If you are looking to engage a recruitment agency to help hire amazing people for your awesome company and you’d like to start with a chat, then call us today on (02) 8346 6700 and speak to one of our recruiters or send us an email to email@example.com
The Recruitment Company – Making people enjoy the recruitment experience again
Specialist Sydney Employment Agency within Information Technology, Project Services, IT Infrastructure, Software Development, SAP, Data and Analytics, Devops, Cloud and the Public Sector.
* I totally made this number up, in reality I have no idea how much a box of cupcakes, a branded notebook and a cap with a logo on it cost and to be honest you could probably think of something better than this. But you get my point.
** Cost of having to replace someone can equal 150% of their salary https://builtin.com/recruiting/cost-of-turnover#2 Based on an average IT salary of $120k
As an aside, if you're looking for an induction workflow tool, why not check out the Video Induction Toolkit Its a flexible, branded workflow tool that can be built around your systems, documents and processes. Its a simple way to add a personal touch to your induction.
View a sample here
View the entire Video Recruitment Toolkit here
For a mere $200 per month you could have your own video induction toolkit. Email firstname.lastname@example.org for more information
"I found having all the meetings, links and files in one place much easier than juggling between calendar, outlook and teams specially during the first week when amount of information is coming from all directions scrambles my brain."
"The Video Induction is fantastic and has totally changed the way we engage with our new starters during their induction. It’s easy to navigate and the functionality is brilliant. We don’t have an internal HR system so our induction schedules were on an excel spreadsheet, which was pretty boring. With this dashboard our new starters have access to all their meetings, onboarding forms, training along with videos from our MD, and other members of the team giving them a warm welcome."
"Just wanted to say how much I love working with this product. As we continue to work as a remote company, this dashboard is perfect for us and I’m hearing great things about it from my new team members."
"I thought the video induction was fantastic. The ability for staff to upload videos to welcome me was a really great feature, and I also liked how it was a central “one stop shop” to links to policies, team meetings, key contacts etc. The fact that it was personalised for me was a big drawcard.

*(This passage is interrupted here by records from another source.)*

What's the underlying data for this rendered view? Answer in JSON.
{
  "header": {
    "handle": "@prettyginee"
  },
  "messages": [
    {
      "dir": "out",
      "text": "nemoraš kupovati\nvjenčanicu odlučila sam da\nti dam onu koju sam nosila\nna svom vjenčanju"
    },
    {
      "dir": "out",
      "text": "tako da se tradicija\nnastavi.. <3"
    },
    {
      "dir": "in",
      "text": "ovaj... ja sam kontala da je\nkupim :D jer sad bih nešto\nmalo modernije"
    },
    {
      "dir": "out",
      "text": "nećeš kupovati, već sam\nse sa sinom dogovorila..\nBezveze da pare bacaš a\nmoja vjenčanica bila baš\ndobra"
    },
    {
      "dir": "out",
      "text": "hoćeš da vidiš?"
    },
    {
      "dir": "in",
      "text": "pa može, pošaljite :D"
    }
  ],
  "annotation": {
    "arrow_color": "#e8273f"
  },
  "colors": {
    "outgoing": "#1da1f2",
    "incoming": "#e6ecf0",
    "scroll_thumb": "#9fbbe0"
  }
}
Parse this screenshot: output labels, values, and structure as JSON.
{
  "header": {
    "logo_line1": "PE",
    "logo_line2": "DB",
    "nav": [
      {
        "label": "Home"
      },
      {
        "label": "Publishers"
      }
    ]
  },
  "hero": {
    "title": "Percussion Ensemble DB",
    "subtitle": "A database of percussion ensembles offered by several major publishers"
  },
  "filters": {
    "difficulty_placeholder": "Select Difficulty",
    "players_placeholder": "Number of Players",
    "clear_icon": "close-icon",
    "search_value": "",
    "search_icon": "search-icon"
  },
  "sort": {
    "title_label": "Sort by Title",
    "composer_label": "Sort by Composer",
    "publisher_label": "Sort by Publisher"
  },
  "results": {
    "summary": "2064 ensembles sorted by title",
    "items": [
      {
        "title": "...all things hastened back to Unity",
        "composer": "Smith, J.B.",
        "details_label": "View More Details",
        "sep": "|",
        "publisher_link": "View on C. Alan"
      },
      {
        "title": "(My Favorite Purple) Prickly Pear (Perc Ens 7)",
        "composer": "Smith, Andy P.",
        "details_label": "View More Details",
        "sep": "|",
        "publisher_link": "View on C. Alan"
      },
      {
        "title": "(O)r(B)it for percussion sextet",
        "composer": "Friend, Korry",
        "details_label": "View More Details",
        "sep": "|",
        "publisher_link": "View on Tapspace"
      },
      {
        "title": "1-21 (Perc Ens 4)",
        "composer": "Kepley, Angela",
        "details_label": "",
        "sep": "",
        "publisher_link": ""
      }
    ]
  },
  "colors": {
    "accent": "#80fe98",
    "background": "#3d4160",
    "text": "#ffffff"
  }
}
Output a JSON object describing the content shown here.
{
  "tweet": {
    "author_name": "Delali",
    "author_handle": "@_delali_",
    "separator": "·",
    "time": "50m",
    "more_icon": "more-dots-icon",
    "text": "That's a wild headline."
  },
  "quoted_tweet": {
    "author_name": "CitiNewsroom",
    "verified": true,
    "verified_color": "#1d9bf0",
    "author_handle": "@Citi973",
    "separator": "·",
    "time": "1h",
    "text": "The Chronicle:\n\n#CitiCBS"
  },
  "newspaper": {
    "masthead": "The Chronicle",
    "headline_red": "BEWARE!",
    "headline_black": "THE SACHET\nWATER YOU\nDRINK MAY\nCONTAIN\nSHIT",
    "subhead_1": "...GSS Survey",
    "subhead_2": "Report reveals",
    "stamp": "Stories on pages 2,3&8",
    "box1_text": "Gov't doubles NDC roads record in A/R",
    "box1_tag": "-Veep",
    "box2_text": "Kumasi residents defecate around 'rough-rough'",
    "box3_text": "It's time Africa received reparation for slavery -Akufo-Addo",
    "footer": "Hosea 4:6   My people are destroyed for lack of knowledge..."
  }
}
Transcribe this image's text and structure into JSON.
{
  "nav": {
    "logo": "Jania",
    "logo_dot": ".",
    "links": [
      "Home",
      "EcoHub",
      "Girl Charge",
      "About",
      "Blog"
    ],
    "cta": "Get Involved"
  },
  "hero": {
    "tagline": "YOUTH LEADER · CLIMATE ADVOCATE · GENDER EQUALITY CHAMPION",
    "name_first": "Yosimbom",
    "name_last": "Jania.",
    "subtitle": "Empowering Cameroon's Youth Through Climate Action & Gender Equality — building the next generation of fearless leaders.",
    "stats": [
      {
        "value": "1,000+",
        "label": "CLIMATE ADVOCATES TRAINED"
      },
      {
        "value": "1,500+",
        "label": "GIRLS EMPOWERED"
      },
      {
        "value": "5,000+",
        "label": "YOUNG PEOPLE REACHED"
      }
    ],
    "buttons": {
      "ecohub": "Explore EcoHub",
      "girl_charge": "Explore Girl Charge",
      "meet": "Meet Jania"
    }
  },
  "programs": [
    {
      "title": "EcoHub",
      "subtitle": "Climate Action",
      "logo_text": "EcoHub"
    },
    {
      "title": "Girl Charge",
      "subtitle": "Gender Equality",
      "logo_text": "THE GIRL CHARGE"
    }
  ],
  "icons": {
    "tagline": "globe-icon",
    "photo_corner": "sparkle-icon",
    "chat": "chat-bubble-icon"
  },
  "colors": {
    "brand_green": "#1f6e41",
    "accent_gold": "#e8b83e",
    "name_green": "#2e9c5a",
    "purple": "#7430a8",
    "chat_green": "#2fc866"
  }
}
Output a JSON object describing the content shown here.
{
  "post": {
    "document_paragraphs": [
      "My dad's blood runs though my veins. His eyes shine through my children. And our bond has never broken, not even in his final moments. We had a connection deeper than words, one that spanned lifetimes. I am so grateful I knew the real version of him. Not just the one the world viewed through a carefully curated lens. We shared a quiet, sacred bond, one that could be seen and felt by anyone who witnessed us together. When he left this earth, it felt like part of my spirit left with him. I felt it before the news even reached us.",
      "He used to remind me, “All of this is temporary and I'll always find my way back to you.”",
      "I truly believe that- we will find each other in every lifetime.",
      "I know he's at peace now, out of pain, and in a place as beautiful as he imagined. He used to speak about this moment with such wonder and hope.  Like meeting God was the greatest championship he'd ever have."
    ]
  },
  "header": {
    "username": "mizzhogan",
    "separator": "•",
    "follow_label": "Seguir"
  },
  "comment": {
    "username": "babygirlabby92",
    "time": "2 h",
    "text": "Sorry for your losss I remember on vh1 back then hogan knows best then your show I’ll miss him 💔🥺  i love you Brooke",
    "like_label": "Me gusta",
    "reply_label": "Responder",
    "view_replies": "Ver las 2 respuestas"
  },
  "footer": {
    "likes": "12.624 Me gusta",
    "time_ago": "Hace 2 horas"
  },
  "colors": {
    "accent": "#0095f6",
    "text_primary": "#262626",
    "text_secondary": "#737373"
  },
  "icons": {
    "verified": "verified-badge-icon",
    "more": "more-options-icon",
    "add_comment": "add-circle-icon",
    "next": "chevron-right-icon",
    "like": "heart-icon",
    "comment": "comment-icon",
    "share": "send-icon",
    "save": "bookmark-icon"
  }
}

Throughout my first week I was able to keep in open and refer back to it to see my scheduled meetings so it was very useful tool and one that is especially useful in a work from home environment."